Content starts

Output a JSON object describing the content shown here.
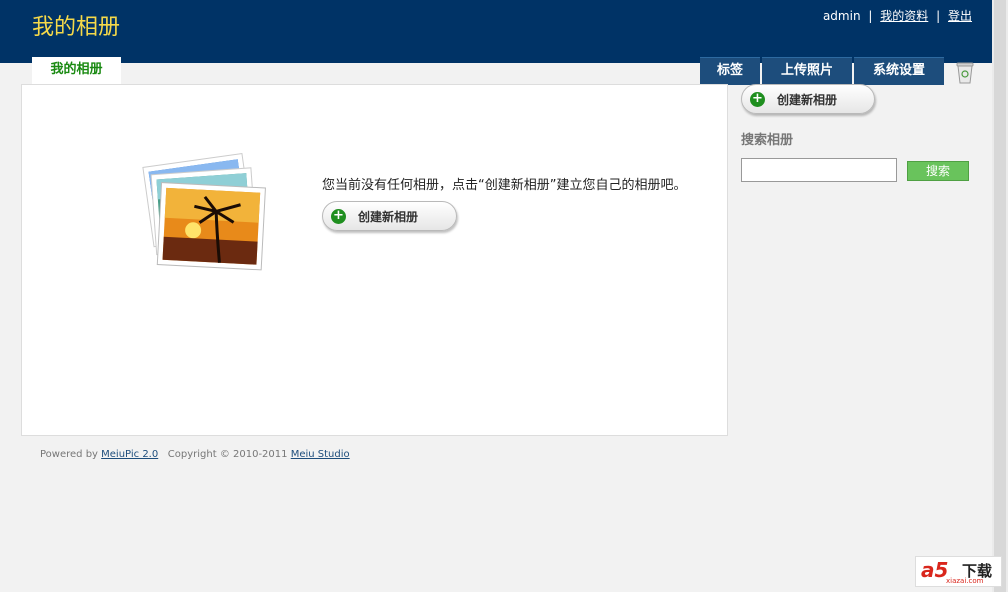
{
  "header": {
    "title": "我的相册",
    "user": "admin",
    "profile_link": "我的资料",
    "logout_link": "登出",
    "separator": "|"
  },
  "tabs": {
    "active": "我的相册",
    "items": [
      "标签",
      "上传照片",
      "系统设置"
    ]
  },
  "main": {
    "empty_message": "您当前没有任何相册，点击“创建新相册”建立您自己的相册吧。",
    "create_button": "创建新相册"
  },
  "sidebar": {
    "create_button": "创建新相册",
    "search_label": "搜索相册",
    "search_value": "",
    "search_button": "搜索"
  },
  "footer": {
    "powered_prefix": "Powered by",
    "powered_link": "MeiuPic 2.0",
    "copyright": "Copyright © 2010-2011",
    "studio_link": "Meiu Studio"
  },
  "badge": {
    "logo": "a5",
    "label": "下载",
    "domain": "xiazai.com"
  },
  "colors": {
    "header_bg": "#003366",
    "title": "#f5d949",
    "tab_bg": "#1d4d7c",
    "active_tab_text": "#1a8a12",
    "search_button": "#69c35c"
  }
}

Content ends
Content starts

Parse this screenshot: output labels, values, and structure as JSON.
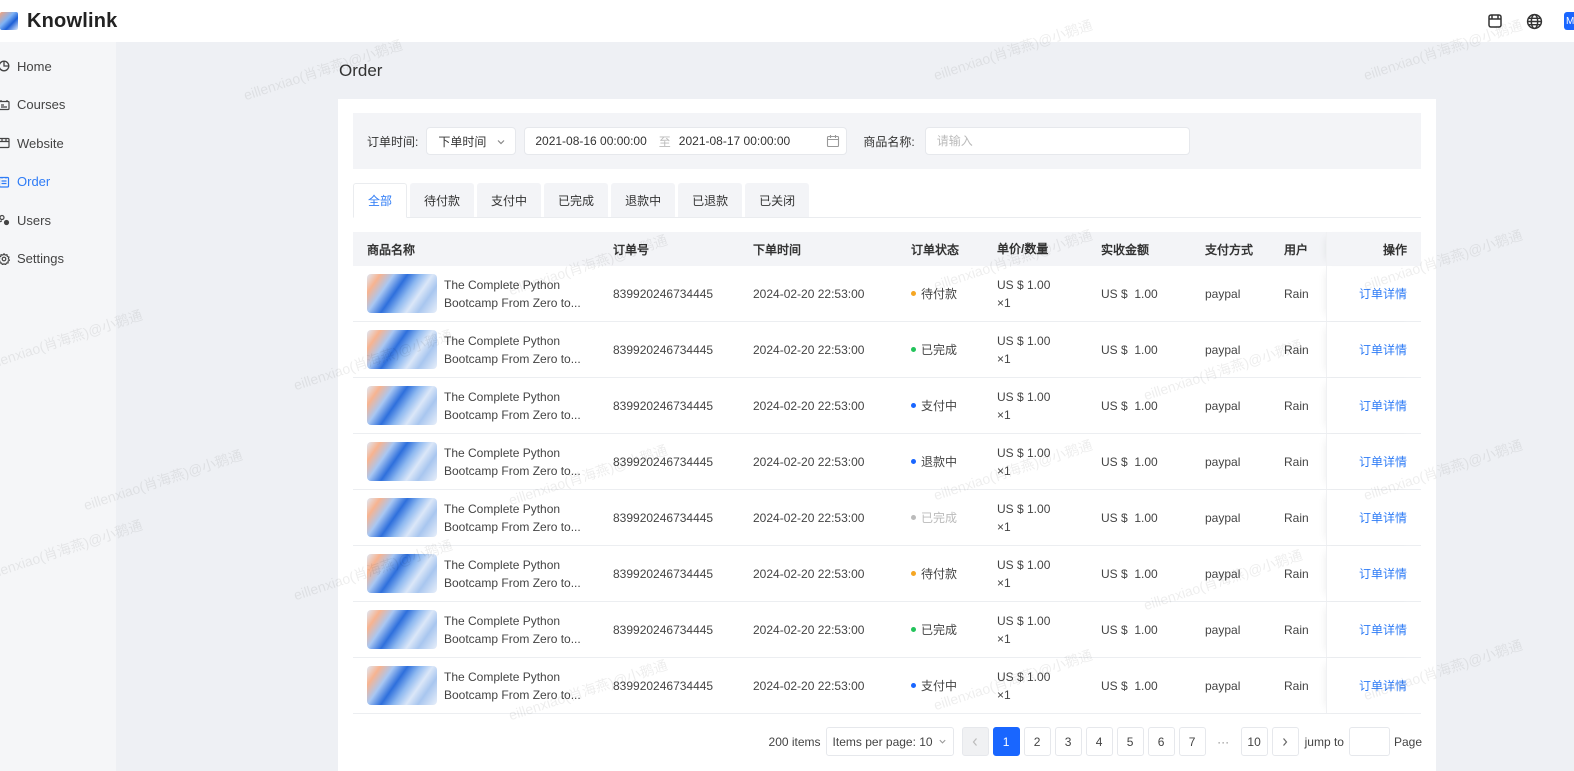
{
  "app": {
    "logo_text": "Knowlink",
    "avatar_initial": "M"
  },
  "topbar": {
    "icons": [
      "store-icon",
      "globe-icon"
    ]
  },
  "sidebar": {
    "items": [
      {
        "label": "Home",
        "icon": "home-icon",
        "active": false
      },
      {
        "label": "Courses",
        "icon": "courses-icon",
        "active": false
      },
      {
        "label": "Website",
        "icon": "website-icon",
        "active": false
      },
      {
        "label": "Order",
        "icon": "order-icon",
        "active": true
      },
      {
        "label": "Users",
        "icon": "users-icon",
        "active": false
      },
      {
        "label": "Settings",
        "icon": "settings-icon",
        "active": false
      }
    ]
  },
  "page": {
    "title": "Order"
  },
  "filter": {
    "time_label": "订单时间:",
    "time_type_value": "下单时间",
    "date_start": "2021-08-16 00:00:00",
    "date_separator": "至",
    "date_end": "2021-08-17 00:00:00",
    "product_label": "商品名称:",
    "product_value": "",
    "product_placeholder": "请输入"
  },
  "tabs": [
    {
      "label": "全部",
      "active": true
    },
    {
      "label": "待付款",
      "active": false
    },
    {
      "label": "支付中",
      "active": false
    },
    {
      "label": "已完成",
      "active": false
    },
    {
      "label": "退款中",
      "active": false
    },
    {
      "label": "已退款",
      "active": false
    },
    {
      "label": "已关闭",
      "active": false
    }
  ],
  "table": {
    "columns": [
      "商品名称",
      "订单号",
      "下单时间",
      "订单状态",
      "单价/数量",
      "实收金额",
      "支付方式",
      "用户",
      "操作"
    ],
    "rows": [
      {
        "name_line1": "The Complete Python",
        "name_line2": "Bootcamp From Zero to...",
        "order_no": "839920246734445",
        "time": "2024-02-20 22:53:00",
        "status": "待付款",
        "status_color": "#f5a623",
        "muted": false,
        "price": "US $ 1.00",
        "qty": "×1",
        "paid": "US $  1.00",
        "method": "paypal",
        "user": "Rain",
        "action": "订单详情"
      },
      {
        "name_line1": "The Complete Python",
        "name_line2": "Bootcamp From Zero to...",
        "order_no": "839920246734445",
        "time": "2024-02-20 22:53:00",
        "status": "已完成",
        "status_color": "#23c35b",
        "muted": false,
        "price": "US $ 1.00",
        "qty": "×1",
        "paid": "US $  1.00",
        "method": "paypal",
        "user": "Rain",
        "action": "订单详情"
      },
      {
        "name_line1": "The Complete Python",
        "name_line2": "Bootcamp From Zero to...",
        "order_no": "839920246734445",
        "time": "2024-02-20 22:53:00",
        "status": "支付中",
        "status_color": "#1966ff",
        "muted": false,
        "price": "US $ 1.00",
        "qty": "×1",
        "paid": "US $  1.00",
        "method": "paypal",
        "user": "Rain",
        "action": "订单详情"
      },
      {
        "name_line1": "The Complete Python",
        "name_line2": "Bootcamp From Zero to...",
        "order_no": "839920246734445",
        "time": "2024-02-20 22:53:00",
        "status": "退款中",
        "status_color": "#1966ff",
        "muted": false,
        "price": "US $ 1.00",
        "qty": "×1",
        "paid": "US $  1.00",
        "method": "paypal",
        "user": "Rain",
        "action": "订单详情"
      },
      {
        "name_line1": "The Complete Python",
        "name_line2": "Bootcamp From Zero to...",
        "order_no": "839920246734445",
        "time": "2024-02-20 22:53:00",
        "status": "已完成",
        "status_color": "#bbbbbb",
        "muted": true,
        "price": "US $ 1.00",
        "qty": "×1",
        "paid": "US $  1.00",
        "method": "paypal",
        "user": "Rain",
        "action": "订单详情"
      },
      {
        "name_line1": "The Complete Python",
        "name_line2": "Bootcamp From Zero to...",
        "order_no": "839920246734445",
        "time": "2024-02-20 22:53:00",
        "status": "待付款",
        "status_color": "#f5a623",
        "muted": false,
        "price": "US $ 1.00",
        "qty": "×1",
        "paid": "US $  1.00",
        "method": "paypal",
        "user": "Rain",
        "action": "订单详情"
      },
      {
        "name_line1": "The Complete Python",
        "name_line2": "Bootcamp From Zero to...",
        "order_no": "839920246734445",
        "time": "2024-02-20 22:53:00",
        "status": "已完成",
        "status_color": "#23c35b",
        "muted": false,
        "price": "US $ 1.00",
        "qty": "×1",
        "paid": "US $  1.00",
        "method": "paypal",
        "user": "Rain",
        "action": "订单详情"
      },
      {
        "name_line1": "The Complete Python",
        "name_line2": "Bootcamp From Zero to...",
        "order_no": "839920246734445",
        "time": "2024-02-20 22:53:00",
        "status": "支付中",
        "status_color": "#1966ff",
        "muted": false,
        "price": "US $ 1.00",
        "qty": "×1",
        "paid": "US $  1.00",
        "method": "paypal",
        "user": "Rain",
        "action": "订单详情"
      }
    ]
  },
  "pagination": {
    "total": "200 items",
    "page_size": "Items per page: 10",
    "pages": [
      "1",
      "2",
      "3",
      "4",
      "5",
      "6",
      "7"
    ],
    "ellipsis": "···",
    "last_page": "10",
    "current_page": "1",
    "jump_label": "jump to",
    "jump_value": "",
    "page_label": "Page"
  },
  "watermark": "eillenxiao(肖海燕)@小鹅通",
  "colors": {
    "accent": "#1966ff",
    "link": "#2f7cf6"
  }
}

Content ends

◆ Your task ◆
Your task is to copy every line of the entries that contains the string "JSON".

◆ Response to this exercise ◆
Output a JSON object describing the content shown here.
Parse this screenshot: output labels, values, and structure as JSON.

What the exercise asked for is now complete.